Assigned task → Tally the lines of the entries in which the string "this" occurs, and say only how many.

Dataset records →
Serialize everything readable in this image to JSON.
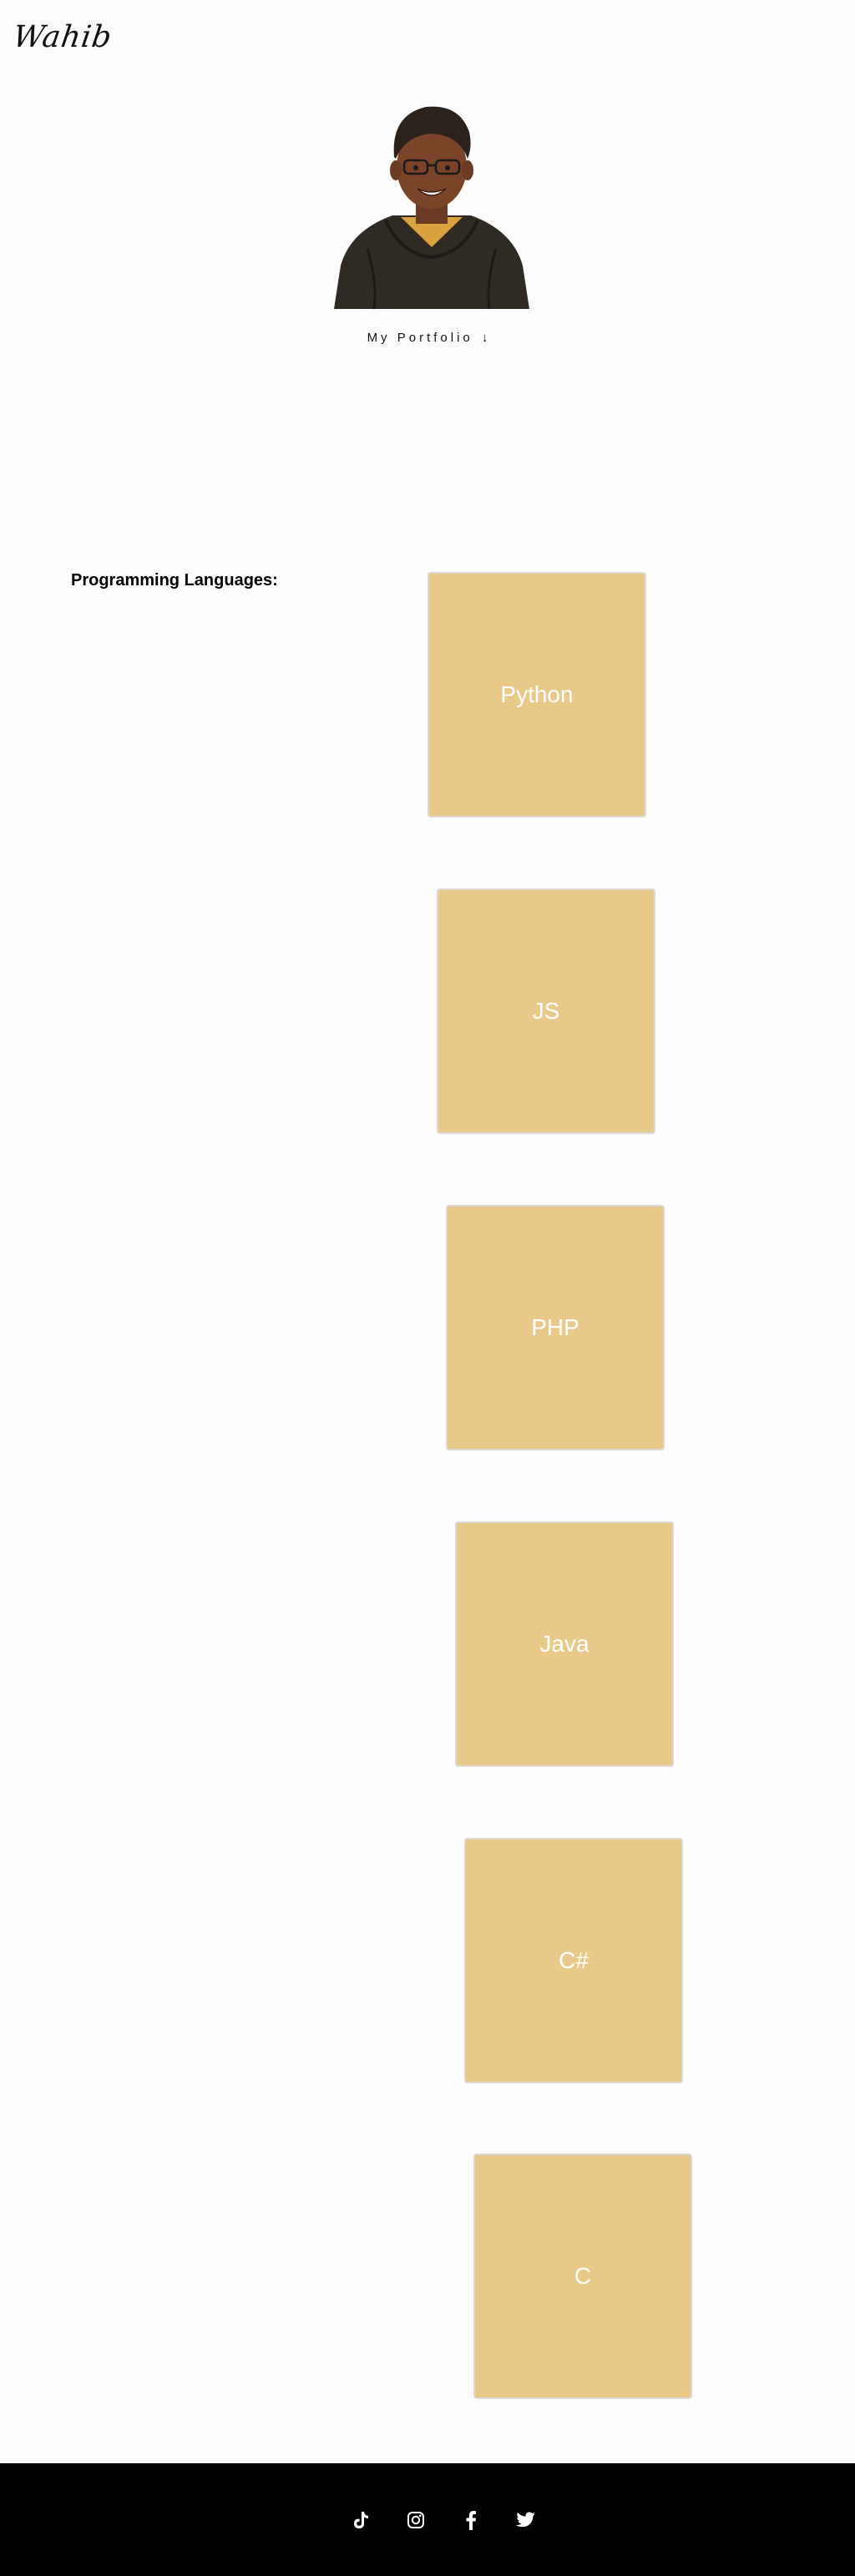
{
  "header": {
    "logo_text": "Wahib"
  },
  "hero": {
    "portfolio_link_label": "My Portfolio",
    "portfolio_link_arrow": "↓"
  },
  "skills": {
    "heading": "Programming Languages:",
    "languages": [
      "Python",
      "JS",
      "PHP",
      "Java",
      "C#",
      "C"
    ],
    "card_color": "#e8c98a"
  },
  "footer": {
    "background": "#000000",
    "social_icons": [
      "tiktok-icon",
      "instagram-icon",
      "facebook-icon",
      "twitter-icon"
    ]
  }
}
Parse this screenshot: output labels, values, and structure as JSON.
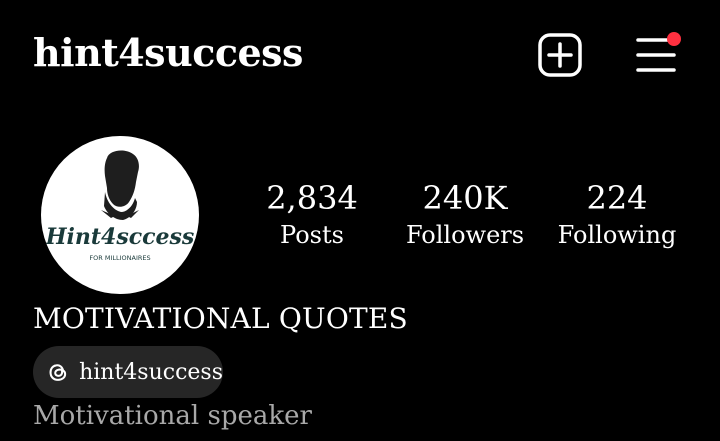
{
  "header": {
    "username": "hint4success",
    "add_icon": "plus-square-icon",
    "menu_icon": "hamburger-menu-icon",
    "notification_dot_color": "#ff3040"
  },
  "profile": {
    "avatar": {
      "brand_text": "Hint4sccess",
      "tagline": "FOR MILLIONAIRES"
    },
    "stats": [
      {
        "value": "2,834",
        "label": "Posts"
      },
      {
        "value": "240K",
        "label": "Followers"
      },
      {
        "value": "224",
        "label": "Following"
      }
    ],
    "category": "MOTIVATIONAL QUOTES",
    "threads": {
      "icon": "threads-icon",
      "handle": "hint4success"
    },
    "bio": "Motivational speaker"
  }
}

Expected answer → 2